Tasmanian devils reintroduced to Australian mainland after 3,000 years

Tasmanian devils have been released into the wild on Australia’s mainland 3,000 years after the feisty marsupials went extinct there, in what conservationists described as a ‘historic’ step.

Aussie Ark, along with a coalition of other conservation groups, revealed today that they had released 26 of the carnivorous mammals into a 400-hectare (1,000-acre) sanctuary at Barrington Tops, about 3.5 hours north of Sydney.

Tim Faulkner, president of Aussie Ark, said the ‘historic’ releases in July and September were the first steps in a project akin to the successful move to return wolves to Yellowstone National Park in the United States in the 1990s.

After 16 years of work, including the establishment of mainland Australia’s largest Tasmanian devil breeding programme, Faulkner said it was ‘incredible and surreal’ to have reached the goal.

‘It’s the stuff dreams are made of,’ he told AFP. ‘Our biggest native mainland predator is the tiger quoll – and they’re just over a kilo – so to be bringing back something of this enormity is huge.’
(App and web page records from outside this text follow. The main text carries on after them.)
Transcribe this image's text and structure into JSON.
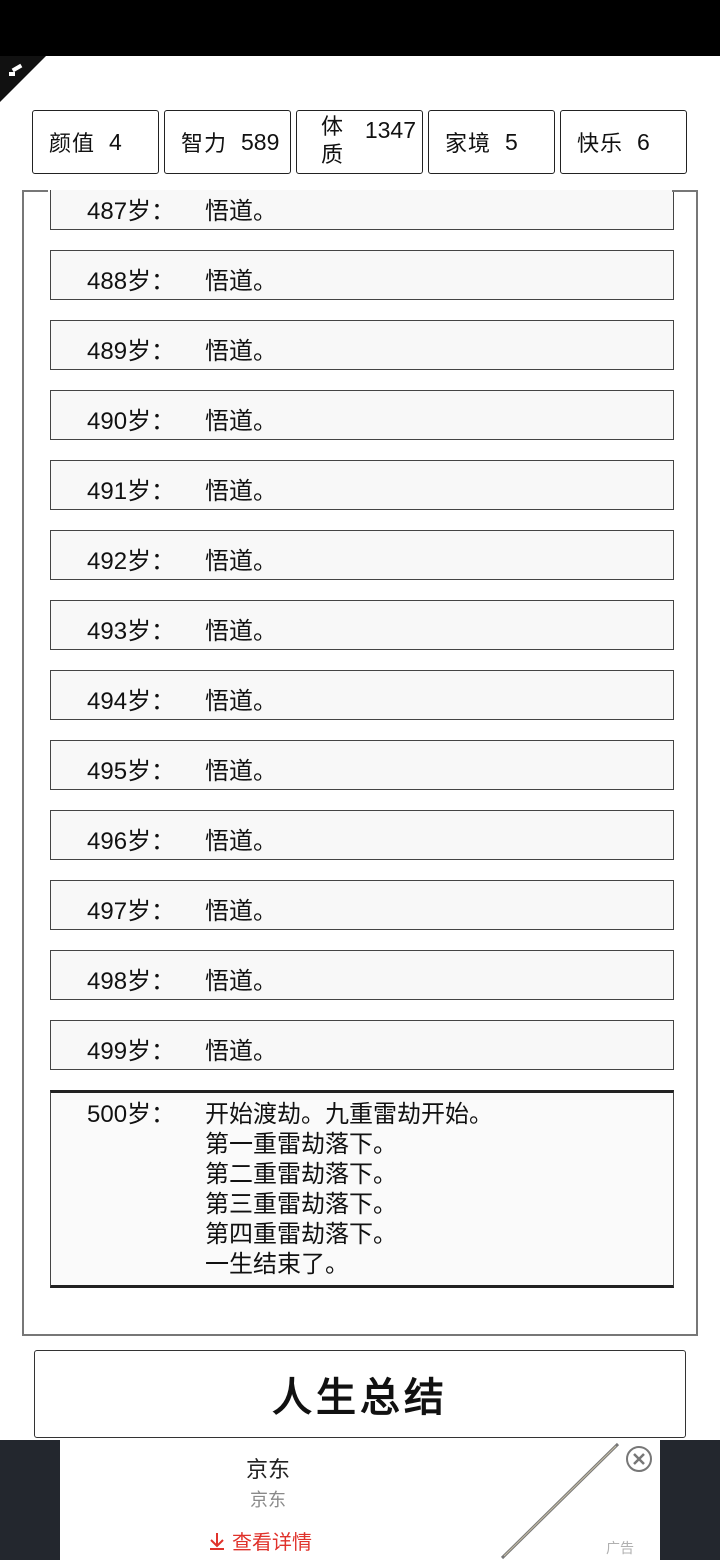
{
  "stats": [
    {
      "label": "颜值",
      "value": "4"
    },
    {
      "label": "智力",
      "value": "589"
    },
    {
      "label": "体质",
      "value": "1347"
    },
    {
      "label": "家境",
      "value": "5"
    },
    {
      "label": "快乐",
      "value": "6"
    }
  ],
  "entries": [
    {
      "age": "487",
      "unit": "岁：",
      "text": "悟道。"
    },
    {
      "age": "488",
      "unit": "岁：",
      "text": "悟道。"
    },
    {
      "age": "489",
      "unit": "岁：",
      "text": "悟道。"
    },
    {
      "age": "490",
      "unit": "岁：",
      "text": "悟道。"
    },
    {
      "age": "491",
      "unit": "岁：",
      "text": "悟道。"
    },
    {
      "age": "492",
      "unit": "岁：",
      "text": "悟道。"
    },
    {
      "age": "493",
      "unit": "岁：",
      "text": "悟道。"
    },
    {
      "age": "494",
      "unit": "岁：",
      "text": "悟道。"
    },
    {
      "age": "495",
      "unit": "岁：",
      "text": "悟道。"
    },
    {
      "age": "496",
      "unit": "岁：",
      "text": "悟道。"
    },
    {
      "age": "497",
      "unit": "岁：",
      "text": "悟道。"
    },
    {
      "age": "498",
      "unit": "岁：",
      "text": "悟道。"
    },
    {
      "age": "499",
      "unit": "岁：",
      "text": "悟道。"
    }
  ],
  "final_entry": {
    "age": "500",
    "unit": "岁：",
    "lines": [
      "开始渡劫。九重雷劫开始。",
      "第一重雷劫落下。",
      "第二重雷劫落下。",
      "第三重雷劫落下。",
      "第四重雷劫落下。",
      "一生结束了。"
    ]
  },
  "summary_button": "人生总结",
  "ad": {
    "title": "京东",
    "subtitle": "京东",
    "detail_label": "查看详情",
    "tag": "广告",
    "accent_color": "#e0322b"
  }
}
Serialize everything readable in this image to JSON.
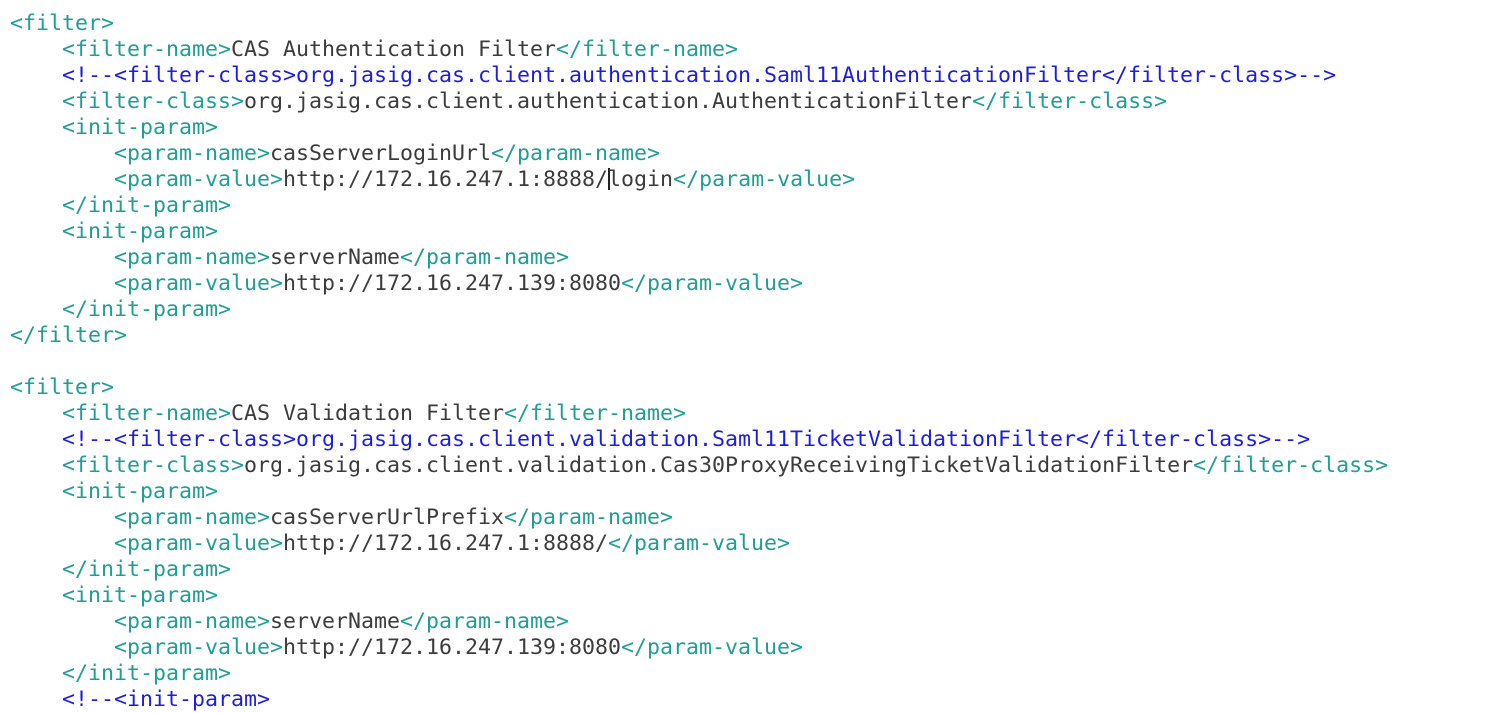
{
  "editor": {
    "colors": {
      "tag": "#1f9e95",
      "comment": "#1d1de0",
      "text": "#3c3c3c"
    },
    "lines": [
      {
        "indent": 0,
        "tokens": [
          {
            "t": "tag",
            "v": "<filter>"
          }
        ]
      },
      {
        "indent": 1,
        "tokens": [
          {
            "t": "tag",
            "v": "<filter-name>"
          },
          {
            "t": "text",
            "v": "CAS Authentication Filter"
          },
          {
            "t": "tag",
            "v": "</filter-name>"
          }
        ]
      },
      {
        "indent": 1,
        "tokens": [
          {
            "t": "comment",
            "v": "<!--<filter-class>org.jasig.cas.client.authentication.Saml11AuthenticationFilter</filter-class>-->"
          }
        ]
      },
      {
        "indent": 1,
        "tokens": [
          {
            "t": "tag",
            "v": "<filter-class>"
          },
          {
            "t": "text",
            "v": "org.jasig.cas.client.authentication.AuthenticationFilter"
          },
          {
            "t": "tag",
            "v": "</filter-class>"
          }
        ]
      },
      {
        "indent": 1,
        "tokens": [
          {
            "t": "tag",
            "v": "<init-param>"
          }
        ]
      },
      {
        "indent": 2,
        "tokens": [
          {
            "t": "tag",
            "v": "<param-name>"
          },
          {
            "t": "text",
            "v": "casServerLoginUrl"
          },
          {
            "t": "tag",
            "v": "</param-name>"
          }
        ]
      },
      {
        "indent": 2,
        "tokens": [
          {
            "t": "tag",
            "v": "<param-value>"
          },
          {
            "t": "text",
            "v": "http://172.16.247.1:8888/"
          },
          {
            "t": "cursor",
            "v": ""
          },
          {
            "t": "text",
            "v": "login"
          },
          {
            "t": "tag",
            "v": "</param-value>"
          }
        ]
      },
      {
        "indent": 1,
        "tokens": [
          {
            "t": "tag",
            "v": "</init-param>"
          }
        ]
      },
      {
        "indent": 1,
        "tokens": [
          {
            "t": "tag",
            "v": "<init-param>"
          }
        ]
      },
      {
        "indent": 2,
        "tokens": [
          {
            "t": "tag",
            "v": "<param-name>"
          },
          {
            "t": "text",
            "v": "serverName"
          },
          {
            "t": "tag",
            "v": "</param-name>"
          }
        ]
      },
      {
        "indent": 2,
        "tokens": [
          {
            "t": "tag",
            "v": "<param-value>"
          },
          {
            "t": "text",
            "v": "http://172.16.247.139:8080"
          },
          {
            "t": "tag",
            "v": "</param-value>"
          }
        ]
      },
      {
        "indent": 1,
        "tokens": [
          {
            "t": "tag",
            "v": "</init-param>"
          }
        ]
      },
      {
        "indent": 0,
        "tokens": [
          {
            "t": "tag",
            "v": "</filter>"
          }
        ]
      },
      {
        "indent": 0,
        "tokens": []
      },
      {
        "indent": 0,
        "tokens": [
          {
            "t": "tag",
            "v": "<filter>"
          }
        ]
      },
      {
        "indent": 1,
        "tokens": [
          {
            "t": "tag",
            "v": "<filter-name>"
          },
          {
            "t": "text",
            "v": "CAS Validation Filter"
          },
          {
            "t": "tag",
            "v": "</filter-name>"
          }
        ]
      },
      {
        "indent": 1,
        "tokens": [
          {
            "t": "comment",
            "v": "<!--<filter-class>org.jasig.cas.client.validation.Saml11TicketValidationFilter</filter-class>-->"
          }
        ]
      },
      {
        "indent": 1,
        "tokens": [
          {
            "t": "tag",
            "v": "<filter-class>"
          },
          {
            "t": "text",
            "v": "org.jasig.cas.client.validation.Cas30ProxyReceivingTicketValidationFilter"
          },
          {
            "t": "tag",
            "v": "</filter-class>"
          }
        ]
      },
      {
        "indent": 1,
        "tokens": [
          {
            "t": "tag",
            "v": "<init-param>"
          }
        ]
      },
      {
        "indent": 2,
        "tokens": [
          {
            "t": "tag",
            "v": "<param-name>"
          },
          {
            "t": "text",
            "v": "casServerUrlPrefix"
          },
          {
            "t": "tag",
            "v": "</param-name>"
          }
        ]
      },
      {
        "indent": 2,
        "tokens": [
          {
            "t": "tag",
            "v": "<param-value>"
          },
          {
            "t": "text",
            "v": "http://172.16.247.1:8888/"
          },
          {
            "t": "tag",
            "v": "</param-value>"
          }
        ]
      },
      {
        "indent": 1,
        "tokens": [
          {
            "t": "tag",
            "v": "</init-param>"
          }
        ]
      },
      {
        "indent": 1,
        "tokens": [
          {
            "t": "tag",
            "v": "<init-param>"
          }
        ]
      },
      {
        "indent": 2,
        "tokens": [
          {
            "t": "tag",
            "v": "<param-name>"
          },
          {
            "t": "text",
            "v": "serverName"
          },
          {
            "t": "tag",
            "v": "</param-name>"
          }
        ]
      },
      {
        "indent": 2,
        "tokens": [
          {
            "t": "tag",
            "v": "<param-value>"
          },
          {
            "t": "text",
            "v": "http://172.16.247.139:8080"
          },
          {
            "t": "tag",
            "v": "</param-value>"
          }
        ]
      },
      {
        "indent": 1,
        "tokens": [
          {
            "t": "tag",
            "v": "</init-param>"
          }
        ]
      },
      {
        "indent": 1,
        "tokens": [
          {
            "t": "comment",
            "v": "<!--<init-param>"
          }
        ]
      }
    ]
  }
}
Tasmanian devils, which weigh up to eight kilograms and have a black or brown coat, typically prey on other native animals or scavenge carcasses.

According to government environmental authorities, devils are not dangerous to humans or livestock but will defend themselves if attacked and can cause serious injury.

The animals – known for their extremely loud growl, powerful jaws and ferocity when confronting rivals over food or mates – are classified as endangered after a contagious facial tumour disease ravaged the remaining population on the Australian island state of Tasmania.

It is estimated that fewer than 25,000 Tasmanian devils still live in the wild, down from as many as 150,000 before the mysterious, fatal disease first struck in the mid-1990s.

On Australia’s mainland, they are believed to have been wiped out by packs of dingoes – wild dogs native to the vast continent – an estimated 3,000 years ago.

Source: Read Full Article